__Exercise directions__: The required output is a copy of each line in the material below that includes "staged".
━━━━━━━━━━━━━━━━
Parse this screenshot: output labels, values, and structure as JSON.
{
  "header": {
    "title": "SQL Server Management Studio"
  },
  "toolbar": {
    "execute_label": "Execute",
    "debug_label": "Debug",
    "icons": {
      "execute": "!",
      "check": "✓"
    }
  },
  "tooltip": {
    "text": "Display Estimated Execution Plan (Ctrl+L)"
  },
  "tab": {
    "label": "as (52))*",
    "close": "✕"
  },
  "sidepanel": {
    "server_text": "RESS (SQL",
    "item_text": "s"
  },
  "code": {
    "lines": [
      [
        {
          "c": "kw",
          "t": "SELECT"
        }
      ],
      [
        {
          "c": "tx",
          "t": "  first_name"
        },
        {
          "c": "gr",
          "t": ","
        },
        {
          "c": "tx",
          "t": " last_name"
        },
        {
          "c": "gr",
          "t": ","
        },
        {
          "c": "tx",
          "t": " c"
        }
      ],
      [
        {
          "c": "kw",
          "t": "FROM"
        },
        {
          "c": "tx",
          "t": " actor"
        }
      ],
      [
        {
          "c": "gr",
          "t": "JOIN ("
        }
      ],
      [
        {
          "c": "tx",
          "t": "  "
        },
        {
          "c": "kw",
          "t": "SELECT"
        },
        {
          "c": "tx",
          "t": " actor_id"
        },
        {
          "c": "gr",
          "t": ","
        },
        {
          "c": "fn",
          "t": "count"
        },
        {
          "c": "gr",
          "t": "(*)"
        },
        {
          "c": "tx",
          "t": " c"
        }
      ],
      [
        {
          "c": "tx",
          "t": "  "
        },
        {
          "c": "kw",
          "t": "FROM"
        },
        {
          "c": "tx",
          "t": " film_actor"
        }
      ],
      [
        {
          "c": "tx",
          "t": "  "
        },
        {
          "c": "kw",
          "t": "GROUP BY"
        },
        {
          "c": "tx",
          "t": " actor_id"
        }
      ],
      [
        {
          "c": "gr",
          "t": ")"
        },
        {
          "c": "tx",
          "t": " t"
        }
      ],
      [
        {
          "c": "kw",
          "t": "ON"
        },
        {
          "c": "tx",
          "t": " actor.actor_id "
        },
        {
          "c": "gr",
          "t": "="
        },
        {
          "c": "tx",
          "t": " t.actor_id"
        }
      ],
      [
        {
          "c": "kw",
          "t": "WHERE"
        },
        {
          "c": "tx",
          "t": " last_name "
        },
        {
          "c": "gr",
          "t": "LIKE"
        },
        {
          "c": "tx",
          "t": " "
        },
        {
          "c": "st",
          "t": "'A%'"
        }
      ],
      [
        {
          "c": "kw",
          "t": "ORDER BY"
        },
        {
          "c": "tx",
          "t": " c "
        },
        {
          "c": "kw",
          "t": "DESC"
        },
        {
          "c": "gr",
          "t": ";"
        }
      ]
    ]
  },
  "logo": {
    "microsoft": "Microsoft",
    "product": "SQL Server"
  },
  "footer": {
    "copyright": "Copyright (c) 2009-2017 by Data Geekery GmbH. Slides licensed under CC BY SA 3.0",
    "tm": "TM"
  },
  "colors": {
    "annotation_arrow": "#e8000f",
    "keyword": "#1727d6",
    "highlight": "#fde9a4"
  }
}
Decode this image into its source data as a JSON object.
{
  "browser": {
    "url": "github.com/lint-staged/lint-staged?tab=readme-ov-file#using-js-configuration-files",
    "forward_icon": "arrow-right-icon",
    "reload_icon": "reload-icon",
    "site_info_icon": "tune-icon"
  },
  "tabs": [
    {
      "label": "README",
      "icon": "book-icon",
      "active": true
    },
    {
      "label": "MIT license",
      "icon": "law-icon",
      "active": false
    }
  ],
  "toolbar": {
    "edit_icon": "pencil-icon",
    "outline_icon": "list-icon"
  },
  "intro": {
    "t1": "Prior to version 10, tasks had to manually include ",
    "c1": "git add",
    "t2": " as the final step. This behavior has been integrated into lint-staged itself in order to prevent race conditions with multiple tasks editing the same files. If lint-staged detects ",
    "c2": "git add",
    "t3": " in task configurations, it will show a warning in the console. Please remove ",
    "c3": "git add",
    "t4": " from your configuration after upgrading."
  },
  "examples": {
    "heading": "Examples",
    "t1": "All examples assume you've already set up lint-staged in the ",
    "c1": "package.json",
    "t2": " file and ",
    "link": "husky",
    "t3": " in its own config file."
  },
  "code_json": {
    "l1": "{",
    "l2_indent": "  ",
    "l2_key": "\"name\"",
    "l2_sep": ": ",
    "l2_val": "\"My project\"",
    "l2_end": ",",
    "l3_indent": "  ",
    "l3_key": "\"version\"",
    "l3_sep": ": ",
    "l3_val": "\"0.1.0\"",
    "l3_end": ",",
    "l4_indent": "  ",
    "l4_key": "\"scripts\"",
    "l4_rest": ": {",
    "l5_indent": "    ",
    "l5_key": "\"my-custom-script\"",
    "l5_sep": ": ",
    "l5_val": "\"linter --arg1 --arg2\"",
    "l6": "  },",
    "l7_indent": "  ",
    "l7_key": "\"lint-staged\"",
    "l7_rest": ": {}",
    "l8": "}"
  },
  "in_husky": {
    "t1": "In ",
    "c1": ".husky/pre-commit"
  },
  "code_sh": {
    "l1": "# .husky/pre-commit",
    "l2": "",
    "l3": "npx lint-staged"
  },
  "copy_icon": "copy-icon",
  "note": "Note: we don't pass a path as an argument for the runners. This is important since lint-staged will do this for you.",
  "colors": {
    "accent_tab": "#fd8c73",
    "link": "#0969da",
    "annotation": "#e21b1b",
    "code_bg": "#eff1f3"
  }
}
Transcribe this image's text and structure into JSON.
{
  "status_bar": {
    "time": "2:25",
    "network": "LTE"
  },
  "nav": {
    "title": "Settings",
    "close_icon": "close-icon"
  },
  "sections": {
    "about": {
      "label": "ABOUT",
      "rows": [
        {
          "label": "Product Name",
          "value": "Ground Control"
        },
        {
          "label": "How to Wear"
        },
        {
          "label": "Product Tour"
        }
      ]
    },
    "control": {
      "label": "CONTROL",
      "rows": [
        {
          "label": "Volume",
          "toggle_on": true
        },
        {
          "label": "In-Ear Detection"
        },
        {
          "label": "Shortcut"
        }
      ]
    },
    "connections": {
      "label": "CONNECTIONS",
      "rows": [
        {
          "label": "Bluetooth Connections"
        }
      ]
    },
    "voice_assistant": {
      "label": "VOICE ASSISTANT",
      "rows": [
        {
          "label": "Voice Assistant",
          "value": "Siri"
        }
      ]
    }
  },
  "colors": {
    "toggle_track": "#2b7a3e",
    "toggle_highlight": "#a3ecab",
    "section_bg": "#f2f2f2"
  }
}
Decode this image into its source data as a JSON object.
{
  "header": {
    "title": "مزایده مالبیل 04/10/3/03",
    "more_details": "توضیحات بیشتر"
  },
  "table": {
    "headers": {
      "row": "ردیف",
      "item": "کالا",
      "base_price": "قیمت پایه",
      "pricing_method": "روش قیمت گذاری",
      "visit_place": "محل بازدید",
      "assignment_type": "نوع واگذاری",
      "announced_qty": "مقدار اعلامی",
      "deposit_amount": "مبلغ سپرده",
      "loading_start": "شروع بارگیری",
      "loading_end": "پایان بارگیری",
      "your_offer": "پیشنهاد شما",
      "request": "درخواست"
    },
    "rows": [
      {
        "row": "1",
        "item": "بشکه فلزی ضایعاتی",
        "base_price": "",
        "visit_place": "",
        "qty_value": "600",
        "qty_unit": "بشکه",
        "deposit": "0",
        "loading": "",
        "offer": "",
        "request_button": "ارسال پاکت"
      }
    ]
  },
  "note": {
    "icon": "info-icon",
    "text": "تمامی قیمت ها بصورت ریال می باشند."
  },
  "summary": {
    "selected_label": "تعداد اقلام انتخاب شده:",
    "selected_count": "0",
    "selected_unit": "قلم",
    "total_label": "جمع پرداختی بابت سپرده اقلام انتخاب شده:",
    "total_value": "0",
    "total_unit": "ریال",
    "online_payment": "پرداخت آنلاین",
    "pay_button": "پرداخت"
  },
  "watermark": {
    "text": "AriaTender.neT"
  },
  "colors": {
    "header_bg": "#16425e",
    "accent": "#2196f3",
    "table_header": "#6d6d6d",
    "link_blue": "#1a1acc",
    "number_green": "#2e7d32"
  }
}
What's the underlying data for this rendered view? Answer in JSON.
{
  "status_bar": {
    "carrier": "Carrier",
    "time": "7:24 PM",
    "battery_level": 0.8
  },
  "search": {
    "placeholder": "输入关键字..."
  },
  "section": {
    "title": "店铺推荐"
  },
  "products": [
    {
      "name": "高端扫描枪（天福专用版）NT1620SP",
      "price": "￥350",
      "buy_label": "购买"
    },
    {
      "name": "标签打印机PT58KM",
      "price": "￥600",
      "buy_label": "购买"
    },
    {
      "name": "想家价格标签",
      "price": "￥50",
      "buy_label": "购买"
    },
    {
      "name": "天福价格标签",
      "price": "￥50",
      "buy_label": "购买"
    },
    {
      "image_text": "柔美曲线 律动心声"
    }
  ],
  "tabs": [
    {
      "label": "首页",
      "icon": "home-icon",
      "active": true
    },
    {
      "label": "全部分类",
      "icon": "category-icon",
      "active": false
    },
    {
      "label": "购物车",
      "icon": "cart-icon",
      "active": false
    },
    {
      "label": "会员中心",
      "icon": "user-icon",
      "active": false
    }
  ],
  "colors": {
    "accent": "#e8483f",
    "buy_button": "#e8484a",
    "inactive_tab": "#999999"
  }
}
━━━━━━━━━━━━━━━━
__Result of this task__:
    "url": "github.com/lint-staged/lint-staged?tab=readme-ov-file#using-js-configuration-files",
    "t2": " as the final step. This behavior has been integrated into lint-staged itself in order to prevent race conditions with multiple tasks editing the same files. If lint-staged detects ",
    "t1": "All examples assume you've already set up lint-staged in the ",
    "l7_key": "\"lint-staged\"",
    "l3": "npx lint-staged"
  "note": "Note: we don't pass a path as an argument for the runners. This is important since lint-staged will do this for you.",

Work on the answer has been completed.